Saudi Arabia turns toward Russia
Jun 20, 2015
The Saudis have decided to turn east and north, rather than look to the West. This marks a major turn since just last year. Saudi Arabia and Russia just signed six new important agreements, “including nuclear and military spheres.” It looks like Russia will soon become the Saudi government’s supplier of military hardware.
In Riyadh, there’s a new king in town; and he is a very different man than his brother was before him. After shaking up the government and replacing the heads of Saudi Arabia’s two biggest corporate behemoths (SABIC & Saudi Aramco), his new majesty seems to have the right people in place to carry out what seems to be an entirely new set of policies.
Case in point was this past Thursday’s meeting in St. Petersburg where President Putin received the Deputy Crown Prince and Saudi Defense Minister Muhammad bin Salman (a son of the current King Salman), along with Foreign Minister Adel al-Jubeir and the all-powerful Oil Minister Ali al-Naimi. The two sides signed a total of six new cooperation agreements that included the nuclear and military spheres….
Naimi went on to praise the enhanced bilateral cooperation between Riyadh and Moscow, stating that, “This, in turn, will lead to creating a petroleum alliance between the two countries for the benefit of the international oil market as well as producing countries and stabilizing and improving the market….”
This is just the beginning of a new chapter in Saudi-Russian relations. During his meeting with President Putin, Prince Muhammad publicly announced that his father had officially invited the Russian president to the Kingdom, stating, “I have the honor to pass on an invitation to visit the Kingdom of Saudi Arabia, as we regard Russia as one of the important states in the contemporary world, and our relations have roots in the past.”
In the diplomatic world, when heads of state visit each other’s country, it is a clear signal of major changes in political and financial relations.

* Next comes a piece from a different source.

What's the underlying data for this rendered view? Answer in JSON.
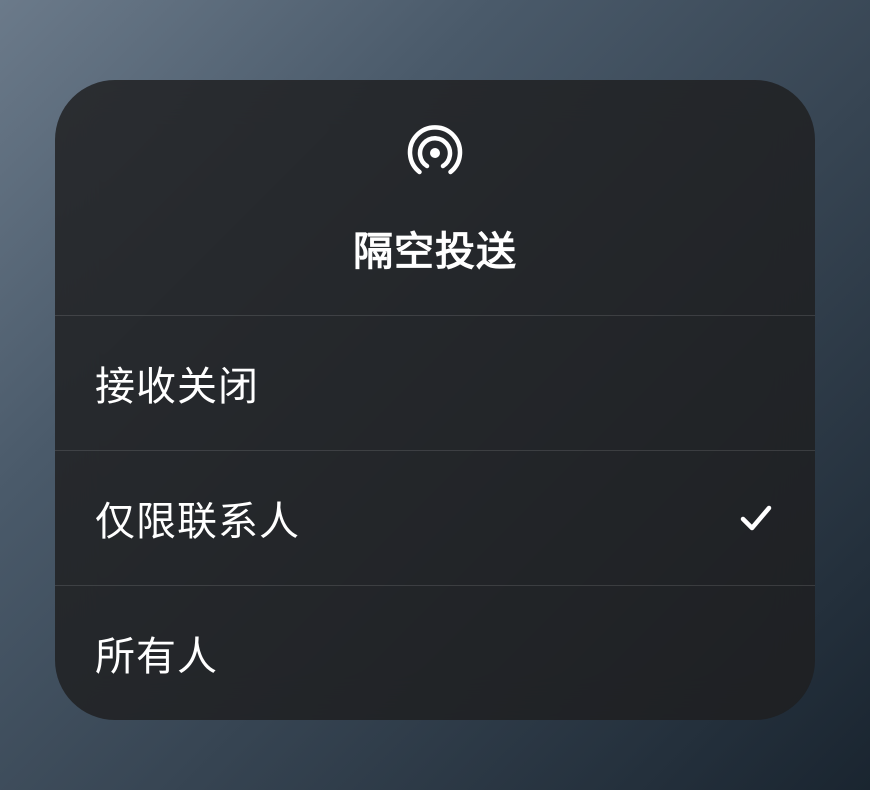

The Saudi displeasure with its US partner (soon to be ex-partner) is being headlined here. The rift goes deeper than just differences over Syria and Iran, because they differ with Russia on those issues even more than with the US government.
It would seem that the Saudis blame the USA for the drop in oil prices and were not part of that decision. The USA is rapidly becoming energy independent with the development of shale oil in North Dakota. The USA now buys only half as much oil from Saudi Arabia that they used to. So the Saudis no longer have to please their best customer.
Alliances are shifting, and the USA is losing influence around the world, along with a lot of good will.
So much for sanctions against Russia.
And by the way, this new alliance greatly reduces the importance and relevance of OPEC. Watch for a new OPEC-style alliance where Russia and Saudi Arabia are co-kingpins.